On June 17 Pennsylvania House members overwhelmingly approved PA House Bill 1276, legislation which if passed by the senate would exempt more people who work or volunteer with children from background check requirements mandated by the Child 2014 Protective Services Law (also known as PA Act 153). The volunteer requirements under the Act become effective July 1, 2015. The act was passed in response to the child sex abuse case against former Penn State assistant coach Jerry Sandusky and scandals involving church clergy.
Unfortunately, the Senate is not expected to pass 1276, limiting the scope and adding clarification to who must be screened. The intent of 1276 passed by the House is to make background checks mandatory for volunteers and employees at schools, child care facilities and similar places who have direct and routine interaction with children, rather than all workers and the vast majority of volunteers. House bill 1276 also would exempt infrequent volunteers if they work near somebody who has passed the checks. 1276 was drafted and passed in the House in response to concerns about the costs and inconvenience the background checks had generated and were approved by a 180-9 vote in the House.
Pennsylvania Governor Tom Wolf recently took action to waive some background clearance fees for volunteers seeking to work with children.
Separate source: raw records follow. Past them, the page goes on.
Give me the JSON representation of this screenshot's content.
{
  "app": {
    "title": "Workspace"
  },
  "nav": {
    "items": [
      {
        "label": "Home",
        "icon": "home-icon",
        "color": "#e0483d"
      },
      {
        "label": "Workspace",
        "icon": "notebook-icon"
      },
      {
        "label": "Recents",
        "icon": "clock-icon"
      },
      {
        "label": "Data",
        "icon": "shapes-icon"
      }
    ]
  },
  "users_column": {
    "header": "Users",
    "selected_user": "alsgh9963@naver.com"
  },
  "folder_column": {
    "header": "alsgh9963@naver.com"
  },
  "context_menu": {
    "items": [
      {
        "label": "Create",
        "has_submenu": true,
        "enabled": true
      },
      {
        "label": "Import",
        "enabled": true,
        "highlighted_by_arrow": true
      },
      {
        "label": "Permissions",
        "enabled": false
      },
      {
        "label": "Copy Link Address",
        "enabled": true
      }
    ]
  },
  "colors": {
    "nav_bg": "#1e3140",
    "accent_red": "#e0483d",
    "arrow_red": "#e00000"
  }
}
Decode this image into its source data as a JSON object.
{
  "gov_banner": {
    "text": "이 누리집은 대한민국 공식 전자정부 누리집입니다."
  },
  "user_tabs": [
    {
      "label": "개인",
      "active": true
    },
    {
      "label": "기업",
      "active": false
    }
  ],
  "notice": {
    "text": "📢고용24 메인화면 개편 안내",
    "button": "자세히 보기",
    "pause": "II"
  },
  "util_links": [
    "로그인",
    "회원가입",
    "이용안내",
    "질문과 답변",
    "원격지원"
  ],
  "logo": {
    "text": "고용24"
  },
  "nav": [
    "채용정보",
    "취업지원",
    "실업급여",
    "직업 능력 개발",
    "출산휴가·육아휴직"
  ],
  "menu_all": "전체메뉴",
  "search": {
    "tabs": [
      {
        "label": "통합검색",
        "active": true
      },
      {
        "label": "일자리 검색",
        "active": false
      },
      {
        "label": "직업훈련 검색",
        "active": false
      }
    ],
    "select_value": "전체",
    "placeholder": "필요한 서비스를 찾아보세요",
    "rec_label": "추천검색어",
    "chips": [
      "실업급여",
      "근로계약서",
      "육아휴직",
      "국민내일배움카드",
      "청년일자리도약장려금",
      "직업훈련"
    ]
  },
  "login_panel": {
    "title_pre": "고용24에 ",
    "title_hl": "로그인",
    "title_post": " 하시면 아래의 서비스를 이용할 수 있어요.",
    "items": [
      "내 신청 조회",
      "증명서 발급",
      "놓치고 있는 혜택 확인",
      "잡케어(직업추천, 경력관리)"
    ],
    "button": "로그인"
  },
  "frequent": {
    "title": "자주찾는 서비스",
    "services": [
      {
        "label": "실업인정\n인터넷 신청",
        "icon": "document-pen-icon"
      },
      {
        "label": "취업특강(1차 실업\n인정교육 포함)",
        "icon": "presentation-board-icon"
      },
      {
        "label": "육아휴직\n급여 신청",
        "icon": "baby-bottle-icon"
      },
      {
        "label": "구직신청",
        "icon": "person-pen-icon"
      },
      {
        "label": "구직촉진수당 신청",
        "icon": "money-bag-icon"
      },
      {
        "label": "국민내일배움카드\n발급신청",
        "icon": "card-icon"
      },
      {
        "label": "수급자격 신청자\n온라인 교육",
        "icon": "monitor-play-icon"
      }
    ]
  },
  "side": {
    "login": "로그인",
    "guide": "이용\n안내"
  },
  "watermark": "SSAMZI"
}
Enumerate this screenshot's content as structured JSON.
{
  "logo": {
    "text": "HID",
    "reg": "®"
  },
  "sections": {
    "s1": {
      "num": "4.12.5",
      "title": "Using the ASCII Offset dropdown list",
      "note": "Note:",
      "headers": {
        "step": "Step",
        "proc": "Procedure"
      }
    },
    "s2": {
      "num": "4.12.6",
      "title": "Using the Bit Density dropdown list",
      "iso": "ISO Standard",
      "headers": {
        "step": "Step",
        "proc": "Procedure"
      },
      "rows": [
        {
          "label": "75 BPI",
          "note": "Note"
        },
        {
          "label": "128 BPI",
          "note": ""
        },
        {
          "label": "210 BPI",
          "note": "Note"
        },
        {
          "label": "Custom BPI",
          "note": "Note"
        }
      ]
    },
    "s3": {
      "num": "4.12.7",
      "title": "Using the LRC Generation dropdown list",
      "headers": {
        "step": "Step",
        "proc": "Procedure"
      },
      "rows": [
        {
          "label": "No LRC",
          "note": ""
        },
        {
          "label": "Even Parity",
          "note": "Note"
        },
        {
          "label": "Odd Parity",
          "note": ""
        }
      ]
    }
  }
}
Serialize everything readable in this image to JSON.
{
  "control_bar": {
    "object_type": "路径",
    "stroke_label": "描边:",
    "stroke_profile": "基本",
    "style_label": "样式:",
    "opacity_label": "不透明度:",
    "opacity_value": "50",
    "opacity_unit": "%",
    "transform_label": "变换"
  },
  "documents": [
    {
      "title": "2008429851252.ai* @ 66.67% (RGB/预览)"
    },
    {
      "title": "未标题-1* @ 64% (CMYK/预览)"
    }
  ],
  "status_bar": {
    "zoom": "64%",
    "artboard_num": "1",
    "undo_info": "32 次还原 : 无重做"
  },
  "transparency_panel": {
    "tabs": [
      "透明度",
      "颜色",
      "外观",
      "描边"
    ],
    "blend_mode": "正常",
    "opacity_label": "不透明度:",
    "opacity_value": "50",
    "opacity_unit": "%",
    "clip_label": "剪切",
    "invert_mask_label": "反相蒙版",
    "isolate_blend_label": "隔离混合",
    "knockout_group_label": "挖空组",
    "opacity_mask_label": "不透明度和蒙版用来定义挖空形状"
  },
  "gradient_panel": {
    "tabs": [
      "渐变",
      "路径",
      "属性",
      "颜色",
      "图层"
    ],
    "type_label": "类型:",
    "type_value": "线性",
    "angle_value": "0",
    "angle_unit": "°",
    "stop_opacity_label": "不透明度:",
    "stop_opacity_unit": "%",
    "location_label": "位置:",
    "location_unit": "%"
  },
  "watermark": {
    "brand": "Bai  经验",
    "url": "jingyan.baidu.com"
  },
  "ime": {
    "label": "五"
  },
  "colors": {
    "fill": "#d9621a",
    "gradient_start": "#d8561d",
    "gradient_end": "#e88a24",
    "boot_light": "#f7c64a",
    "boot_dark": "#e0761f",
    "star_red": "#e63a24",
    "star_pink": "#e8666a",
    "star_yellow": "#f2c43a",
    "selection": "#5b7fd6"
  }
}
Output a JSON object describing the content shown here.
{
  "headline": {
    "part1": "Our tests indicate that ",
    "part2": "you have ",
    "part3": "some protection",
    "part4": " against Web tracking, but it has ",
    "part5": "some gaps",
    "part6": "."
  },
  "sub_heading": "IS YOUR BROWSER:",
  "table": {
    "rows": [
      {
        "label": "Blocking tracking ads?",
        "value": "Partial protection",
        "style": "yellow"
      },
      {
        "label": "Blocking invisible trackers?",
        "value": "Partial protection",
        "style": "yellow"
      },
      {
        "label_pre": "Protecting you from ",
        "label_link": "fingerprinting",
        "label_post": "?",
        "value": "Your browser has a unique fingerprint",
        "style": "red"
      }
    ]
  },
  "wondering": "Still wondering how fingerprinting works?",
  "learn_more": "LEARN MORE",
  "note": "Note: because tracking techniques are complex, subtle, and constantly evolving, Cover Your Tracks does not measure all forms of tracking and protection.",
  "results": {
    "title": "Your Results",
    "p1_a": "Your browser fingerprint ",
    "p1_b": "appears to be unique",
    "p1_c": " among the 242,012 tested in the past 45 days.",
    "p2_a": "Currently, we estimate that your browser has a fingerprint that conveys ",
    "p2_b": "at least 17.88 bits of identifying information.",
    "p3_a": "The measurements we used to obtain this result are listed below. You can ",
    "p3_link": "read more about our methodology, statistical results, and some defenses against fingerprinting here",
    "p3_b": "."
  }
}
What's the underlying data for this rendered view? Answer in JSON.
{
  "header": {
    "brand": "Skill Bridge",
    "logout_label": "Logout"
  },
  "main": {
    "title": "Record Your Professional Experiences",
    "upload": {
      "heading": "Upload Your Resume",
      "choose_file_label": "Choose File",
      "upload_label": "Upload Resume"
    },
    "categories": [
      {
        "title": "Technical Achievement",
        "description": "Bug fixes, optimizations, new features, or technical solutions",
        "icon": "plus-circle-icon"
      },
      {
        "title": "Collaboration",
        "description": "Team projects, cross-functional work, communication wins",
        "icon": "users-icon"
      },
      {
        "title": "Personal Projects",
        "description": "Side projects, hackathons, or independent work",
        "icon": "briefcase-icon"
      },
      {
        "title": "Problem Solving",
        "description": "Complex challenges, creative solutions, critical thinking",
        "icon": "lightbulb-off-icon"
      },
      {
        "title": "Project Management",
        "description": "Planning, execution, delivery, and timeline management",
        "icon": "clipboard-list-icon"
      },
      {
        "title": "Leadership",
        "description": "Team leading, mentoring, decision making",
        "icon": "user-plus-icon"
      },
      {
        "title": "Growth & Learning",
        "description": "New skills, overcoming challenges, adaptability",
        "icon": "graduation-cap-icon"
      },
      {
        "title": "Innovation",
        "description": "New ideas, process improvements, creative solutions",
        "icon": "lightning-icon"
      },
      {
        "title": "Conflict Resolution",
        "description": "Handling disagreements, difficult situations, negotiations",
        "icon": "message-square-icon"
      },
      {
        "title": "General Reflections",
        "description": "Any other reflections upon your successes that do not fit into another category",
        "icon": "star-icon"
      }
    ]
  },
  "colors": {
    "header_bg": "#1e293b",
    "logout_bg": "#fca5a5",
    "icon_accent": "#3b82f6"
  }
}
The move cut out the $10 Pennsylvania Child Abuse History Clearance fee and also reduced the Pennsylvania State Police criminal record check from $10 to $8 starting July 25. The $27.50 FBI criminal background check for anyone who has not been a Pennsylvania resident for at least 10 years will remain unchanged.
NAPBS continues to monitor the legislation and look for opportunities to support an amendment which would allow for screening to be completed by consumer reporting agencies.
For specific questions regarding either of the above consultation with qualified legal counsel in all matters of employment law is strongly encouraged.